** Opening Provided data block **

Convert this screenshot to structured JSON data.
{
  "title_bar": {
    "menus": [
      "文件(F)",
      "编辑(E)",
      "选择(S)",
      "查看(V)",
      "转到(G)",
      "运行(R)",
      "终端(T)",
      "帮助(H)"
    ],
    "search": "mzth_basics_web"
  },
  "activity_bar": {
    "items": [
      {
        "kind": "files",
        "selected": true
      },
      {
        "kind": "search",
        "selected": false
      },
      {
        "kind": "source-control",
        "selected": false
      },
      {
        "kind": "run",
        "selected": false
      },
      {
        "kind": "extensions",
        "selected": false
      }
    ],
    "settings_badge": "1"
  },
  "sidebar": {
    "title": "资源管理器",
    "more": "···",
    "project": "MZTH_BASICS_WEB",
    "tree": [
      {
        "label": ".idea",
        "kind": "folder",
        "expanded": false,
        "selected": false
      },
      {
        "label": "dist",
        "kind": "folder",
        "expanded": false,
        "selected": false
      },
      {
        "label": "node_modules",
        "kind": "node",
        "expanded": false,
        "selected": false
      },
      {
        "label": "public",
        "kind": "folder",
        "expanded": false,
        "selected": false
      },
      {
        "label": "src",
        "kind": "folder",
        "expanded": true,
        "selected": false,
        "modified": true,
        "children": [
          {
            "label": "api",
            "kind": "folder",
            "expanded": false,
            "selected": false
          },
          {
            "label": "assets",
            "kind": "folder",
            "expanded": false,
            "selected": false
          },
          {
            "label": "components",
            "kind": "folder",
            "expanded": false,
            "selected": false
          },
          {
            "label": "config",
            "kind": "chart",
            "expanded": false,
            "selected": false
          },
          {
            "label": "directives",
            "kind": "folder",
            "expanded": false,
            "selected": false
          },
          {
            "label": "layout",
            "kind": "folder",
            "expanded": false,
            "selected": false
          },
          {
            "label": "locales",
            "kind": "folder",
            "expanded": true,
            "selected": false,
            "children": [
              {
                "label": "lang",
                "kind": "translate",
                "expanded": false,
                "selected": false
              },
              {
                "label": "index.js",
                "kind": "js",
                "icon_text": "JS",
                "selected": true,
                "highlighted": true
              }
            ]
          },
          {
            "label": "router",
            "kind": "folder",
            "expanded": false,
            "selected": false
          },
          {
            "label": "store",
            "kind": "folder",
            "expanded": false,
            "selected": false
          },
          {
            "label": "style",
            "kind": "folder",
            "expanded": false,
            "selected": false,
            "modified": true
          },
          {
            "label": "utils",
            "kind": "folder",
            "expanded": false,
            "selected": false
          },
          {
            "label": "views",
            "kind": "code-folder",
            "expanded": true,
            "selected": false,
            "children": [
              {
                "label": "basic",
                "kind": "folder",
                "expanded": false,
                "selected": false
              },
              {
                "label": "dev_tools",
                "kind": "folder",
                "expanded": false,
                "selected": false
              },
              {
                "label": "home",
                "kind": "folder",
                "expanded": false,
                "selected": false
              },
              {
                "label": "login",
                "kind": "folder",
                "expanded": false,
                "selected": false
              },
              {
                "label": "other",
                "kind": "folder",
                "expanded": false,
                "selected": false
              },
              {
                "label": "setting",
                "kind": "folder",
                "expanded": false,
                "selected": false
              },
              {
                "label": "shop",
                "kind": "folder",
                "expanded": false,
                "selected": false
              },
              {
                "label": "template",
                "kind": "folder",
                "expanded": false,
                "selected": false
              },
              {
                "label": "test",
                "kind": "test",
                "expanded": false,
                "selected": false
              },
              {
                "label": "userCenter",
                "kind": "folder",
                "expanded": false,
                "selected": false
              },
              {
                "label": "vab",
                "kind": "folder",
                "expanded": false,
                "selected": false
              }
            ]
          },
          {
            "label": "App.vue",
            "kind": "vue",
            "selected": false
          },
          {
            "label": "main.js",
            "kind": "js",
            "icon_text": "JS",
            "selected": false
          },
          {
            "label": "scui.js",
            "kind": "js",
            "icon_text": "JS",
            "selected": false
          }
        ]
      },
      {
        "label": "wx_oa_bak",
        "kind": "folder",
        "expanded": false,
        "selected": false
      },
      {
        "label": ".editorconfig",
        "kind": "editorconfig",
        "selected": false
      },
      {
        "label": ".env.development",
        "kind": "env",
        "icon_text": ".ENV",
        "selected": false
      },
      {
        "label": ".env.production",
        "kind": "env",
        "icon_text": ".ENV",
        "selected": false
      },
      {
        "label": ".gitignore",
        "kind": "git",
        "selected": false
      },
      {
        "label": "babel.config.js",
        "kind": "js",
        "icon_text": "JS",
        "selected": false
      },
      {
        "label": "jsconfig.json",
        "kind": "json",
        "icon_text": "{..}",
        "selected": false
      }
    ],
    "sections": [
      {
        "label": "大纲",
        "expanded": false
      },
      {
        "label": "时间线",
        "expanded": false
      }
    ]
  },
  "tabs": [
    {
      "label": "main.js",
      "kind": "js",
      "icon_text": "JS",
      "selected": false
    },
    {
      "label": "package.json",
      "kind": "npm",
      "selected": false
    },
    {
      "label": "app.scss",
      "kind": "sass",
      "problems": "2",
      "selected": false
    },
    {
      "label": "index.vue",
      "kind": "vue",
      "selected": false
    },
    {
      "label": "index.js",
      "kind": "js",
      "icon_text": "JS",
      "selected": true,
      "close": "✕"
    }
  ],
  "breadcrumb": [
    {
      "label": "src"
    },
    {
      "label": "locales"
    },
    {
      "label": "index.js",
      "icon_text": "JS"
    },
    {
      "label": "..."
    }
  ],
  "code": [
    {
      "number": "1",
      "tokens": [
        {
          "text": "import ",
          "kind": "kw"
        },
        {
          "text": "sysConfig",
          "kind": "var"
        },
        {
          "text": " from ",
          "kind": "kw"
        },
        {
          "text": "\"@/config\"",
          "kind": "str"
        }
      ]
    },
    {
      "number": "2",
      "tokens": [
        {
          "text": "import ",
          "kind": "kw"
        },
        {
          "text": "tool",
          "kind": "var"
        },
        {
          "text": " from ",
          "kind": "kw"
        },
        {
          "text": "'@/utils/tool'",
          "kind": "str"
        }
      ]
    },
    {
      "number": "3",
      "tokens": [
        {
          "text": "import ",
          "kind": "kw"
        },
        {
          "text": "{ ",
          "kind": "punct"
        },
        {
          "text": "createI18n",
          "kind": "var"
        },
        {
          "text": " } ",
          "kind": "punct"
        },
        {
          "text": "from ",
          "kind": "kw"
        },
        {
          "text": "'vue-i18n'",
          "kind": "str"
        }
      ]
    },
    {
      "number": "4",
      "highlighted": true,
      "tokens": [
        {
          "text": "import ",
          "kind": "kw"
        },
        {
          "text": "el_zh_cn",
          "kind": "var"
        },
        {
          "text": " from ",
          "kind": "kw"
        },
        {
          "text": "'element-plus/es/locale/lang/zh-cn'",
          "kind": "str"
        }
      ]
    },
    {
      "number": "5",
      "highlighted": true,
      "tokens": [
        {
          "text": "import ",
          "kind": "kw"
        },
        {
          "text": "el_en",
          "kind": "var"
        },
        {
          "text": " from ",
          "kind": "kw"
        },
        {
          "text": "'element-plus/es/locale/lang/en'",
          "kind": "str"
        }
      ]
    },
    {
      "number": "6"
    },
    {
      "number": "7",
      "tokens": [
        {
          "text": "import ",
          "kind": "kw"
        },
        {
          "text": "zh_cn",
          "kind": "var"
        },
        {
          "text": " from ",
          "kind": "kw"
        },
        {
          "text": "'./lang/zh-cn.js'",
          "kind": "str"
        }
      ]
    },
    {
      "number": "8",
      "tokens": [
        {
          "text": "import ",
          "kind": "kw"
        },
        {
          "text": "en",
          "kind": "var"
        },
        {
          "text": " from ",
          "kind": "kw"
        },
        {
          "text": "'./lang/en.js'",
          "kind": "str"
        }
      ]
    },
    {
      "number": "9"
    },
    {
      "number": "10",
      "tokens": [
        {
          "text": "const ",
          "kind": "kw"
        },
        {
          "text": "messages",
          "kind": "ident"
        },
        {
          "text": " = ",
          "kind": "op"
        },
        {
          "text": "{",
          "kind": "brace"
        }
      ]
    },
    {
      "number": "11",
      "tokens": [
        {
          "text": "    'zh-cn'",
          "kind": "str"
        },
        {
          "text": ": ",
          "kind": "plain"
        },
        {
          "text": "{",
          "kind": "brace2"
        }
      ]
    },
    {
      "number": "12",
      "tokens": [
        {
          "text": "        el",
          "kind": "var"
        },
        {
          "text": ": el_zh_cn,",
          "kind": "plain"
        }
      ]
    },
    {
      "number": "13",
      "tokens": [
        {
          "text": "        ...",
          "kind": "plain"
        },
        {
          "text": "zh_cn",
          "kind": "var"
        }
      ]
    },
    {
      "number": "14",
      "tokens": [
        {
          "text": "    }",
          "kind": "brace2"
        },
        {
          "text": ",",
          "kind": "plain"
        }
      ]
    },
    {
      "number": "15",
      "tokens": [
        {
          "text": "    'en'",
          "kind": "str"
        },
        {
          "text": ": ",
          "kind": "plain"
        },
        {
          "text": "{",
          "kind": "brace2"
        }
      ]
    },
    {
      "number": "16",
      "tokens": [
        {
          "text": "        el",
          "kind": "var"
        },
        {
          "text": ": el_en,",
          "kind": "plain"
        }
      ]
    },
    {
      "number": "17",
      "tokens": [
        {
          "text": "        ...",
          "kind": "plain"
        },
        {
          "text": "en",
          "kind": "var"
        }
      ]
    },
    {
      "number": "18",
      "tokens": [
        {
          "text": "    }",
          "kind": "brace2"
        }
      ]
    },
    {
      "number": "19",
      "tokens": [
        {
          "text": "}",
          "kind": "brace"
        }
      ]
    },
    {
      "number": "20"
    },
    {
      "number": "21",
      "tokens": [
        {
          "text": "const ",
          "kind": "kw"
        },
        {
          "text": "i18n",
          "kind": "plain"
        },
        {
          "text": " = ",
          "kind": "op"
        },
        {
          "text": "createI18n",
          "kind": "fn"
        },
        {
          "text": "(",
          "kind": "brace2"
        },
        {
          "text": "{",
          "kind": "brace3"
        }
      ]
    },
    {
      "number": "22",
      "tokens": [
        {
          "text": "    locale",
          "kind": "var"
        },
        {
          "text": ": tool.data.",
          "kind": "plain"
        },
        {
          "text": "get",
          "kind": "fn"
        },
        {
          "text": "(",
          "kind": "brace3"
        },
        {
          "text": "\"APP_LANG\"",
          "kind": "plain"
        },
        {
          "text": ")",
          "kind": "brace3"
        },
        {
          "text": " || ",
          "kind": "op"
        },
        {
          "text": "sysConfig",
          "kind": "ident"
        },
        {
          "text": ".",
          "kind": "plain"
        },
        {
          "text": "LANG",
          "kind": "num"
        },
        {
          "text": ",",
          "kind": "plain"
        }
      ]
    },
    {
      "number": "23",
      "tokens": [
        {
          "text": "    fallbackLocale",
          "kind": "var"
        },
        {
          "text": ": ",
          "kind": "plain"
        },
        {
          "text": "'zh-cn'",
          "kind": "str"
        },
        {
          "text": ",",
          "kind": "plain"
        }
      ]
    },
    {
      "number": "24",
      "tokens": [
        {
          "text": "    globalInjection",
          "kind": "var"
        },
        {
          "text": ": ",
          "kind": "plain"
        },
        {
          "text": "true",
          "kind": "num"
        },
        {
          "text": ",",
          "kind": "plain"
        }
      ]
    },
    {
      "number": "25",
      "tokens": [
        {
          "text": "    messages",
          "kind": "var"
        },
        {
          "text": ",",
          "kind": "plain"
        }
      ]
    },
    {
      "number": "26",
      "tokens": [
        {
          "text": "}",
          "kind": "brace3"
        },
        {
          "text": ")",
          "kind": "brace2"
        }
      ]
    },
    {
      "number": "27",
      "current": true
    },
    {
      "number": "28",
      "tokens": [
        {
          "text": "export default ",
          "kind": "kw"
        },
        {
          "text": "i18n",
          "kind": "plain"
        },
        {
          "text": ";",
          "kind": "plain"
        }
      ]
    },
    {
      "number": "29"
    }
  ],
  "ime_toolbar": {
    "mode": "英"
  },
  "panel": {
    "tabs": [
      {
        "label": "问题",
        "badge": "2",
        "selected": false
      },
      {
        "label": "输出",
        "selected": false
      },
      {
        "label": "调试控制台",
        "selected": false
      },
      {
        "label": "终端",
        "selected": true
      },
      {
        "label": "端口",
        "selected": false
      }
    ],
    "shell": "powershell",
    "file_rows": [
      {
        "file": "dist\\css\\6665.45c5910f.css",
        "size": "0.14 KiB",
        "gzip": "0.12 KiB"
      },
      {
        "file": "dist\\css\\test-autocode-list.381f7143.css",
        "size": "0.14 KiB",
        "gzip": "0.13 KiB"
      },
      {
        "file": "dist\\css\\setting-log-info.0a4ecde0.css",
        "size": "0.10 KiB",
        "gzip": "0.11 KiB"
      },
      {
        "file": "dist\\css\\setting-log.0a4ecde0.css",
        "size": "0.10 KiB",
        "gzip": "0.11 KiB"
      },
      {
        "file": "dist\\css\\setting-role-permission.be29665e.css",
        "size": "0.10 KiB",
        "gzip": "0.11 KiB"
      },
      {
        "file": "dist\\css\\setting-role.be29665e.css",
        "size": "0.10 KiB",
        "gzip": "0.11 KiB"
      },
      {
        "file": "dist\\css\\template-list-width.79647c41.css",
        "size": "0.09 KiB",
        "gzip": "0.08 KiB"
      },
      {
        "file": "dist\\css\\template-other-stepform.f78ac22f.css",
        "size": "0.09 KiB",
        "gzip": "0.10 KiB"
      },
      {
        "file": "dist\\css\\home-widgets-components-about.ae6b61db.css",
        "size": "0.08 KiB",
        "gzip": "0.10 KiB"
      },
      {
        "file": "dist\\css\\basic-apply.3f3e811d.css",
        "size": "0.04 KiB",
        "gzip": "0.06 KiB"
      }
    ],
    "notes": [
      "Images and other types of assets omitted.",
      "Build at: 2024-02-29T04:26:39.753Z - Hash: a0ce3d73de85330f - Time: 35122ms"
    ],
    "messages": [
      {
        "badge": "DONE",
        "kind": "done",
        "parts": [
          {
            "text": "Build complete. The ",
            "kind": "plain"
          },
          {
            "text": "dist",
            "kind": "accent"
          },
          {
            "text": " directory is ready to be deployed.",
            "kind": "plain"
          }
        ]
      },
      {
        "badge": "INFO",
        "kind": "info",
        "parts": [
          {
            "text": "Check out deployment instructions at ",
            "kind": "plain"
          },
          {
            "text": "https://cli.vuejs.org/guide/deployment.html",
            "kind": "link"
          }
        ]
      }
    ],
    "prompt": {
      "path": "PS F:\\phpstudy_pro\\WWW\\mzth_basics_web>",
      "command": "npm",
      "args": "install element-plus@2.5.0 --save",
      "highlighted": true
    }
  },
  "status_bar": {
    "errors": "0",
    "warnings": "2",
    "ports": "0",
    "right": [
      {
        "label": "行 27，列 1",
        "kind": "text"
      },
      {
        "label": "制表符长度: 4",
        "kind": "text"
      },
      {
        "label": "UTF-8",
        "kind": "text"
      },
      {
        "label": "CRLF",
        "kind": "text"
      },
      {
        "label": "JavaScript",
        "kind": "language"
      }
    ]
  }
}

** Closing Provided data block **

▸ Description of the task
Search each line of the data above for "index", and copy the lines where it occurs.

▸ Output of the exercise
                "label": "index.js",
      "label": "index.vue",
      "label": "index.js",
      "label": "index.js",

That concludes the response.